A couple years ago, if you walked to the corner of Atlantic Avenue and Flatbush Avenue in Brooklyn, you’d see a small but busy mall, with people pouring out of near-by subway exits. Atlantic Avenue has always been a crowded, bustling part of town, but it’s never been of particular fame. That is, until it was announced in 2006 that plans were being made to build a new sports arena there. Barclays Center was supposed to be a crowning achievement for the borough of Brooklyn. Intended to be the new home of the Nets, Barclays would bring major league sports back to Brooklyn for the first time since 1957. It’s estimated that Barclays would create 20,000 jobs for New Yorkers, that it would boost the city’s economy and become a major hub of activity for the city. If that’s the case, why don’t New Yorkers seem fond of it?

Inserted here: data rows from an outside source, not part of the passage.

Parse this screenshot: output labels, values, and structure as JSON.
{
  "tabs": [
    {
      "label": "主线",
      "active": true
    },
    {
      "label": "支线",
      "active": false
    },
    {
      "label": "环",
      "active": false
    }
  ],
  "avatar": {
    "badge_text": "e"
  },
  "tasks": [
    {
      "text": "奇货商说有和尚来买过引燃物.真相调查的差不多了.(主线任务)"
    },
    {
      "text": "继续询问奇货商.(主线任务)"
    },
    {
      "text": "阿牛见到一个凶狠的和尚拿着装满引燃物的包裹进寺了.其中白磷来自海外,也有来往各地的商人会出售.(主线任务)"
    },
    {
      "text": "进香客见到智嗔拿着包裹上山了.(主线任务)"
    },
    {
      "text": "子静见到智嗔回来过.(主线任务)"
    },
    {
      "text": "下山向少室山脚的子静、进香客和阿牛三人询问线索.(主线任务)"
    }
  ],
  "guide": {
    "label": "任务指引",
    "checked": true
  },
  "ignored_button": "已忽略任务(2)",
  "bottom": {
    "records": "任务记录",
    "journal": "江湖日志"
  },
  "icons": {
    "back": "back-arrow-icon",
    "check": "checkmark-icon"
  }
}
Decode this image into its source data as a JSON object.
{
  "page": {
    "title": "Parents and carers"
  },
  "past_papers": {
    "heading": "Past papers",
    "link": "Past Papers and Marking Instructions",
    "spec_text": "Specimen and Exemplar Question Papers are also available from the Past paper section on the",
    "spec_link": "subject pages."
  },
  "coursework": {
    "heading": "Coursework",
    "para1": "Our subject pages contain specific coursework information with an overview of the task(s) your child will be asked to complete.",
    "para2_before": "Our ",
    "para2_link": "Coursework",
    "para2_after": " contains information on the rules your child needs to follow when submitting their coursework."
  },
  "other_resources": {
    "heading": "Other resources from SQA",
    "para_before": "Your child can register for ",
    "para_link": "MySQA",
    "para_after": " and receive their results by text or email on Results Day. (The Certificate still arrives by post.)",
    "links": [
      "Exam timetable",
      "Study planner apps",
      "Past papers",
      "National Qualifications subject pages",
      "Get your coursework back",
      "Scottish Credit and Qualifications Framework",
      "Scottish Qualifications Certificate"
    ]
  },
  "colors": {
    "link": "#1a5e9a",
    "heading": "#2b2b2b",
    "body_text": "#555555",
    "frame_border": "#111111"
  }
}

- The very expensive project uses a significant amount of public funding. The owner himself is seeking large tax credits for the project. In total, the stadium along with the proposed high-rises in Park Slope and Prospect Heights costs $4 billion dollars and uses at least $1.6 billion in public funding.
- Opponents like the DDDB (Develop Don’t Destroy Brooklyn) claim that the project would abuse the state’s power of eminent domain. In their words, “taking private property from one owner to give to a private entity for a private use, instead of a public use.” Traditionally cases of eminent domain concern the state making use of land that will be available for public use, such as parks, highways, and other public facilities. However, the public will not be able to use Barclays freely. Barclays Center is said to be for “public good” with its creation of jobs, though it’s estimated that 2,929 Brooklyn residents and business owners may be “indirectly” displaced by this project.
- Local residents fear the stadium will create the kind of congestion with traffic and tourists that midtown Manhattan is usually more likely to see. Brooklyn has gained the reputation for being laid-back and cool, but too many tourists might change that.
- Brooklyn has recently become the place to be, in part because it offers cheaper housing than Manhattan. Because of its reputation, Brooklyn has drawn a fascinating mix of Yuppies, artists, and neighborhood residents. But Barclays may up housing prices and put an end to the cultural mixings that make Brooklyn unique. Not to mention, some local businesses in the area have already been forced out due to rising prices.
- Barclays Center is only weeks away from opening, but some residents think the design has a long way to go. The building is covered in Cor-Ten, a weathering steel that rusts slightly to protect the structure against the environment. Architects and artsy types may love it, but it looks like an eyesore to the layman. It’s also pretty messy, as it tends to drip easily, leaving rusty residue on the pavement, and even other parts of the building.